**Data shown:**
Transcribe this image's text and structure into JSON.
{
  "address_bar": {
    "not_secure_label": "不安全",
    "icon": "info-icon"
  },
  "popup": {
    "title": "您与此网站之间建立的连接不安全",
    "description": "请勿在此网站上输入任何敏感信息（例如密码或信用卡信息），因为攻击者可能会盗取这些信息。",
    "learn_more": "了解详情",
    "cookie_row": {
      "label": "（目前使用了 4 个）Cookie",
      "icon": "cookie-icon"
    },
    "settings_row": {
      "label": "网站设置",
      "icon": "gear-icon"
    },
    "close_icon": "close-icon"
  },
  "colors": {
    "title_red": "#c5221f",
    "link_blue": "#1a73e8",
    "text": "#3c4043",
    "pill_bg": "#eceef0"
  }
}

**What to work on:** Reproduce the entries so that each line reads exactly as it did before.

**Exercise result:**
Transcribe this image's text and structure into JSON.
{
  "address_bar": {
    "not_secure_label": "不安全",
    "icon": "info-icon"
  },
  "popup": {
    "title": "您与此网站之间建立的连接不安全",
    "description": "请勿在此网站上输入任何敏感信息（例如密码或信用卡信息），因为攻击者可能会盗取这些信息。",
    "learn_more": "了解详情",
    "cookie_row": {
      "label": "（目前使用了 4 个）Cookie",
      "icon": "cookie-icon"
    },
    "settings_row": {
      "label": "网站设置",
      "icon": "gear-icon"
    },
    "close_icon": "close-icon"
  },
  "colors": {
    "title_red": "#c5221f",
    "link_blue": "#1a73e8",
    "text": "#3c4043",
    "pill_bg": "#eceef0"
  }
}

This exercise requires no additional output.